The goals were to virtually eliminate turbocharger lag while maximizing combustion efficiency and power output. The new M V8 engine with twin-scroll twin turbo technology uses a single exhaust manifold with tuned-length runners, incorporating both cylinder banks and connecting cylinders in carefully selected pairs. This configuration, patented by BMW M and known as Cylinder-bank Comprehensive Manifold (CCM), offers quick response, a linear build-up of engine power, and a broad, consistent torque curve by feeding each of the twin turbochargers with a “charge pulse” at approximately every 90 degrees of crankshaft rotation, rather than the more traditional “irregular schedule” of charging.
Coupled with special suspension specifically optimized for M that features Adaptive Drive and the newly developed M Servotronic power steering, the performance Sport Activity Vehicle promises very competent handling. Other high-tech features include launch control for maximum acceleration and a six speed M Sport automatic transmission optimized for performance. Drivers can manually select gears using either paddles or an electronic gear selector lever. Electronically controlled, variable power distribution to the front and rear axle prevents even the slightest tendency to over- or understeer right from the start, before DSC Dynamic Stability Control is even required to cut in. BMW is referring to the new 4.4-liter motor as its “M TwinPower Turbo” unit.
The name reflects the fact that the motor features Twin Scroll Twin Turbo Technology and a common exhaust manifold encompassing both rows of cylinders.
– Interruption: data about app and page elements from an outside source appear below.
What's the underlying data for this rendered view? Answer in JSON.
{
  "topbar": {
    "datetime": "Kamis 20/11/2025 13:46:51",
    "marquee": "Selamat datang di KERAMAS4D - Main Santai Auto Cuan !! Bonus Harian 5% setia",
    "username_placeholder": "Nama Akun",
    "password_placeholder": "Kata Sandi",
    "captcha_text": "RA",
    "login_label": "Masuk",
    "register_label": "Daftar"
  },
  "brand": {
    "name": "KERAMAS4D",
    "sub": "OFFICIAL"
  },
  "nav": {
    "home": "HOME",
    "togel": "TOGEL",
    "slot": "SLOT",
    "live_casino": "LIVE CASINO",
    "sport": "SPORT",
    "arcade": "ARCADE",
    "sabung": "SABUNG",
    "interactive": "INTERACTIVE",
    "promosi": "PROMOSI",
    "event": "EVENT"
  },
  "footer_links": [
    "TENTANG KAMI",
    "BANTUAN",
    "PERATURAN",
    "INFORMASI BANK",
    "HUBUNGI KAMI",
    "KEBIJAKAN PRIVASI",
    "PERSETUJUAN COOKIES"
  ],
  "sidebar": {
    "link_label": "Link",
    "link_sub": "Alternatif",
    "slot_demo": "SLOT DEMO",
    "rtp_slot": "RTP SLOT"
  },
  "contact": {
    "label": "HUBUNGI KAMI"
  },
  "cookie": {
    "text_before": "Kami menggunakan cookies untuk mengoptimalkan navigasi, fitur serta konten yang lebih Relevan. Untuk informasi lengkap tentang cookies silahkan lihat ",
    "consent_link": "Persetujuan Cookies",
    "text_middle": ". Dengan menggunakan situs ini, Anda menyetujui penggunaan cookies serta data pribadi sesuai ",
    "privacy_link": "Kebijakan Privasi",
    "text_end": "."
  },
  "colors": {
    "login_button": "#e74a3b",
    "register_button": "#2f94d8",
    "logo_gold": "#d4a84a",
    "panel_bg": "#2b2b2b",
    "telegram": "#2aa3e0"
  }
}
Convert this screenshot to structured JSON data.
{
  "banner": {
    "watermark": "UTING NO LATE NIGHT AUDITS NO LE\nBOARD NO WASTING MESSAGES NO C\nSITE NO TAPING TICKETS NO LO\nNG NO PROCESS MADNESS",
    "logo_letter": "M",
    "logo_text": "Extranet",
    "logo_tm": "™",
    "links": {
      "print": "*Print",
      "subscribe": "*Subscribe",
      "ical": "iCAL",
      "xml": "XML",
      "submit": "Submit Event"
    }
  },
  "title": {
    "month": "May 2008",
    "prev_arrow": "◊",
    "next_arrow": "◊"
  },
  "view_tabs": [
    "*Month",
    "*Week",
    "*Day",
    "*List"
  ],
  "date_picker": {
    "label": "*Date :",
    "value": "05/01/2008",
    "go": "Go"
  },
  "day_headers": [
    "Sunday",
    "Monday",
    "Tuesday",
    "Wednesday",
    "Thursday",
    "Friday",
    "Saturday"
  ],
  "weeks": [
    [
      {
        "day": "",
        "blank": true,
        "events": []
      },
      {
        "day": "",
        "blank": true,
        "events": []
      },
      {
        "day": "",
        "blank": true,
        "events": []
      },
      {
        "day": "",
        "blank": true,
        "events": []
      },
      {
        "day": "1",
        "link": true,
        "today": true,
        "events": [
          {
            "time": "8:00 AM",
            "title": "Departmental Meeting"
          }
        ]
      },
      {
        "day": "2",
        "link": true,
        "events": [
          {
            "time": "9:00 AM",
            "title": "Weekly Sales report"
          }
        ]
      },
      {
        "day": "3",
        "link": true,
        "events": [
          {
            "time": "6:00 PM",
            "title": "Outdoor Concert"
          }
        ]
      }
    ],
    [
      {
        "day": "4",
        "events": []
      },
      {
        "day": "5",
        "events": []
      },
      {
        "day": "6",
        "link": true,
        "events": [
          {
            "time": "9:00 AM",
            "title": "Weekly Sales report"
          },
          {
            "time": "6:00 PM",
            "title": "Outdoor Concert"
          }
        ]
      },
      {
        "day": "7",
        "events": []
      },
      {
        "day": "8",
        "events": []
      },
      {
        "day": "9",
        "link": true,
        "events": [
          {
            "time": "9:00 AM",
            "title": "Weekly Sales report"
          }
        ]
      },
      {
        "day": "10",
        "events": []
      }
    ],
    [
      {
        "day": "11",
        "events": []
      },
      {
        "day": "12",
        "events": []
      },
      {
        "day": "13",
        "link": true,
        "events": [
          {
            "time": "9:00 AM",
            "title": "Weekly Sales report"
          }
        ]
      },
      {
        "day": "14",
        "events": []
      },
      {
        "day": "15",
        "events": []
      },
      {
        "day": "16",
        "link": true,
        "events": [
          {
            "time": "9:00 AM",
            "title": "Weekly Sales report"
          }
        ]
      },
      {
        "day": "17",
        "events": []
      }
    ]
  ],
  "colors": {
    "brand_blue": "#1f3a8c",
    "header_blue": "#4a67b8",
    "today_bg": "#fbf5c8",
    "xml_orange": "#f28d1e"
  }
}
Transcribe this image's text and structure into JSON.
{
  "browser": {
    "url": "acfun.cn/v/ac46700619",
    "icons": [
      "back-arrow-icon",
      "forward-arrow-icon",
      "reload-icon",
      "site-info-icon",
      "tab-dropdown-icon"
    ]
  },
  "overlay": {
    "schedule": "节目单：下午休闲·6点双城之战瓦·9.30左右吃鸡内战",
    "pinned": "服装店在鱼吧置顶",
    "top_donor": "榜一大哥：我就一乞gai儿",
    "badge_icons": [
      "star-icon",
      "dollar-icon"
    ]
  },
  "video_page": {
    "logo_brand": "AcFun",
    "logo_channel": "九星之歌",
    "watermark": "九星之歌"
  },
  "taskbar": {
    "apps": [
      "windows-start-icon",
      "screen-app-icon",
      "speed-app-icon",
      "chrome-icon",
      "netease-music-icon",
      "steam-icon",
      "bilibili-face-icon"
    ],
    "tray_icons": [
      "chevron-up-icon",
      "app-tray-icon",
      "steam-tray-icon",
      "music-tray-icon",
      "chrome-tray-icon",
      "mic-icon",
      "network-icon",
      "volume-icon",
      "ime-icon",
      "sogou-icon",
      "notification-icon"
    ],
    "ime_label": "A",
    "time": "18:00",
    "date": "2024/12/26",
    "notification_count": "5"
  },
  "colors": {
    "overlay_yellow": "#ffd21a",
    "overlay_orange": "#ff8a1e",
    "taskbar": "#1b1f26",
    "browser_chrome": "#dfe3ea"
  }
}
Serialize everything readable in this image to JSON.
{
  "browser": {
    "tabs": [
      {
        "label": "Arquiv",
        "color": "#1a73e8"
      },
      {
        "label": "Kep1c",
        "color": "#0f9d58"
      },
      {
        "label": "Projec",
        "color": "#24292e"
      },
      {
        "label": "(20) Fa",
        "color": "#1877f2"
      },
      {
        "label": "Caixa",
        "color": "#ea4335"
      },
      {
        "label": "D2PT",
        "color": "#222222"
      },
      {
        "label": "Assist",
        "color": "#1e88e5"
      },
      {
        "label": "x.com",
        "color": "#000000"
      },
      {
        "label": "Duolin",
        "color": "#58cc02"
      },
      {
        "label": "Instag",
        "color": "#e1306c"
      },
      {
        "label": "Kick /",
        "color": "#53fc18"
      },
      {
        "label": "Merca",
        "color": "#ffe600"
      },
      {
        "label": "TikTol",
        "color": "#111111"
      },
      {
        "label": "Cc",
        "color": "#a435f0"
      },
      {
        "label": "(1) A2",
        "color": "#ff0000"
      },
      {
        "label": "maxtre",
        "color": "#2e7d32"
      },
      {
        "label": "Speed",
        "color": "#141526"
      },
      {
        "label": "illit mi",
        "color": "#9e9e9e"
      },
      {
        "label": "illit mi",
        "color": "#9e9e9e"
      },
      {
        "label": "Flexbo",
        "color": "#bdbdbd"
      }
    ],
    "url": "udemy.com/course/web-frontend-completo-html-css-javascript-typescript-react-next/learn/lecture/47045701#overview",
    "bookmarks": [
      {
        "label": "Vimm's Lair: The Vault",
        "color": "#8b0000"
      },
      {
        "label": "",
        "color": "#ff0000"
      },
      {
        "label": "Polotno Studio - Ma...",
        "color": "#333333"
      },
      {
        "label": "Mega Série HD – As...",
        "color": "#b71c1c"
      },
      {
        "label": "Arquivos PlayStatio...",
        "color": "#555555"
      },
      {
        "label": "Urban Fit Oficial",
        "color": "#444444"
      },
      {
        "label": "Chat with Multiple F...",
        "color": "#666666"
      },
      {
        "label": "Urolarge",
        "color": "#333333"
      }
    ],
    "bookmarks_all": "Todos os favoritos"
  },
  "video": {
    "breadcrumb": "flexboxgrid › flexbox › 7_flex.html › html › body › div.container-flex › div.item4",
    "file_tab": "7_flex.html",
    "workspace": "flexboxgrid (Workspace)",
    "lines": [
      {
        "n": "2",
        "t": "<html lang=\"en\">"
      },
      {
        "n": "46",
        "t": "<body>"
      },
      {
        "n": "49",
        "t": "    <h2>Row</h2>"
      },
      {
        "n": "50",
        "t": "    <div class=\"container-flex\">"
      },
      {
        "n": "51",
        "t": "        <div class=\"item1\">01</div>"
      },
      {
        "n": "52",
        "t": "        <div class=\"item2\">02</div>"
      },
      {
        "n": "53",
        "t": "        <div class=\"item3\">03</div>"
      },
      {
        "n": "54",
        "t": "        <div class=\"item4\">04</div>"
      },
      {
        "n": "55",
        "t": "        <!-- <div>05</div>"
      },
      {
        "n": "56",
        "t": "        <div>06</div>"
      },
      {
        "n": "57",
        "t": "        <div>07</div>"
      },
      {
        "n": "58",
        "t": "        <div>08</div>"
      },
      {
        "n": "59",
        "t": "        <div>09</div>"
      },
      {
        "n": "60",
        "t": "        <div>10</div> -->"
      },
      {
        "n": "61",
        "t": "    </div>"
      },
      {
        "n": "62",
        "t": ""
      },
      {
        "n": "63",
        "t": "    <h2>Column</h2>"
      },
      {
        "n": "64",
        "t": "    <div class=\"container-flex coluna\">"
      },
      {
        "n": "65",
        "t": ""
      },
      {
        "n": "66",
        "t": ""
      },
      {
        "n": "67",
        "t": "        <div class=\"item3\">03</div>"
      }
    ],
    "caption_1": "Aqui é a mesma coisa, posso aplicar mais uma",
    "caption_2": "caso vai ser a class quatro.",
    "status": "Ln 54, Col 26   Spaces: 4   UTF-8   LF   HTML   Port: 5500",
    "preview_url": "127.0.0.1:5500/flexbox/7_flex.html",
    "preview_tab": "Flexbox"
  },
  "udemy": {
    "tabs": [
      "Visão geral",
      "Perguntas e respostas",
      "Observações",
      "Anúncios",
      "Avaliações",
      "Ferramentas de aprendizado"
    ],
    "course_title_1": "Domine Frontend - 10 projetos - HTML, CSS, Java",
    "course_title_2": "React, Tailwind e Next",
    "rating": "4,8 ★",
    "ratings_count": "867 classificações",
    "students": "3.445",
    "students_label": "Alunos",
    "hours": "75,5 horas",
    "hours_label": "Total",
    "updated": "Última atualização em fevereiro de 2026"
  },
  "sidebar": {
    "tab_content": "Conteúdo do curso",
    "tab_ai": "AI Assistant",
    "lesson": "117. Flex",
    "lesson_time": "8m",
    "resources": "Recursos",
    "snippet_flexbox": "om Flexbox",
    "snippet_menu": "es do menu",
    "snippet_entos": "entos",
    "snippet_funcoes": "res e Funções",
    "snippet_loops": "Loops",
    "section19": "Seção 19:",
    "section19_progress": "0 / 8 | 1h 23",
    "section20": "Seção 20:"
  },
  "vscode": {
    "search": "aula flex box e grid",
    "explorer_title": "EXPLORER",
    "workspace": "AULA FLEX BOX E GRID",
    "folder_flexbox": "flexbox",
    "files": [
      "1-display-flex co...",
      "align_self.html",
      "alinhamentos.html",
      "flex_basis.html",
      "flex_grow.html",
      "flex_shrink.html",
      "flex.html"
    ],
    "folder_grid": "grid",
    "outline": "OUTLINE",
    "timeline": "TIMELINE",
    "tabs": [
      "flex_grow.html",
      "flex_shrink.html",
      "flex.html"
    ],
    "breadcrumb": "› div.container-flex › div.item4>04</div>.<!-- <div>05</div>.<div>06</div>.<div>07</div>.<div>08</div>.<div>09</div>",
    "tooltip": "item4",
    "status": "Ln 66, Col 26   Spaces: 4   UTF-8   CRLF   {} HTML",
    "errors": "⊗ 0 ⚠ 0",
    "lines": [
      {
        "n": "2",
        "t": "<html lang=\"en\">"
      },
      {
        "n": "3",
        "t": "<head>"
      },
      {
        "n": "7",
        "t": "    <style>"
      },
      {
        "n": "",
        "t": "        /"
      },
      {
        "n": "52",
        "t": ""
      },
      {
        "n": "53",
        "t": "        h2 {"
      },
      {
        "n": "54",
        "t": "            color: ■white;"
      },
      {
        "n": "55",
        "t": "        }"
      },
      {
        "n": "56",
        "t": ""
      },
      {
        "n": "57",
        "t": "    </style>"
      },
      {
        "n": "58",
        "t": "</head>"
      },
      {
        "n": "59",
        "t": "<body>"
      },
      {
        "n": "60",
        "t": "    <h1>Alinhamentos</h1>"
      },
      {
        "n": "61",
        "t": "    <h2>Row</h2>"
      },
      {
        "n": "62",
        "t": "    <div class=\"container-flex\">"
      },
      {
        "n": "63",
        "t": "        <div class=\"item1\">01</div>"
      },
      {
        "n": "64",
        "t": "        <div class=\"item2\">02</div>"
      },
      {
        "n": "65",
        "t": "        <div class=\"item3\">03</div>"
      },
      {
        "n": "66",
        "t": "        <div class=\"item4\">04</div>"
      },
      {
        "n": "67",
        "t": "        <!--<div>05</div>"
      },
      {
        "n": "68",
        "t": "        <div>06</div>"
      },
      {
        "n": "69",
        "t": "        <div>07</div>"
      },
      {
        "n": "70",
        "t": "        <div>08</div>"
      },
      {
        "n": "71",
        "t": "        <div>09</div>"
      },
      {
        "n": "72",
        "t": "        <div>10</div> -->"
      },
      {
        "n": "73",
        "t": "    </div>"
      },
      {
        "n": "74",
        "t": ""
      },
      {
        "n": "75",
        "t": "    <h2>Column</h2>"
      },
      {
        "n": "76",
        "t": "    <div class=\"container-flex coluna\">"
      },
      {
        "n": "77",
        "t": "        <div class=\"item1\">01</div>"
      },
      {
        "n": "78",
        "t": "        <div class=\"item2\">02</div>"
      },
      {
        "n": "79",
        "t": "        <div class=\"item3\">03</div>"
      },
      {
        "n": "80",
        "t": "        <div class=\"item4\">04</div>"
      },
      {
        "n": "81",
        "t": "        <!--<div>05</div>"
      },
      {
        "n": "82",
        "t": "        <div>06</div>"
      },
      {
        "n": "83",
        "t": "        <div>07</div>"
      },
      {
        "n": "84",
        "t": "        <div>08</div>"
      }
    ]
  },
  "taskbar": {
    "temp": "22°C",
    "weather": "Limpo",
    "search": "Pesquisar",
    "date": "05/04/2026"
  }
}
Although traction control is standard, the M Dynamic Mode (MDM) greatly optimises the aggressiveness of the system. The MDM setting allows the driver to enter a controlled drift and push the vehicle’s handling to the limit. There is also a DSC-Off Mode.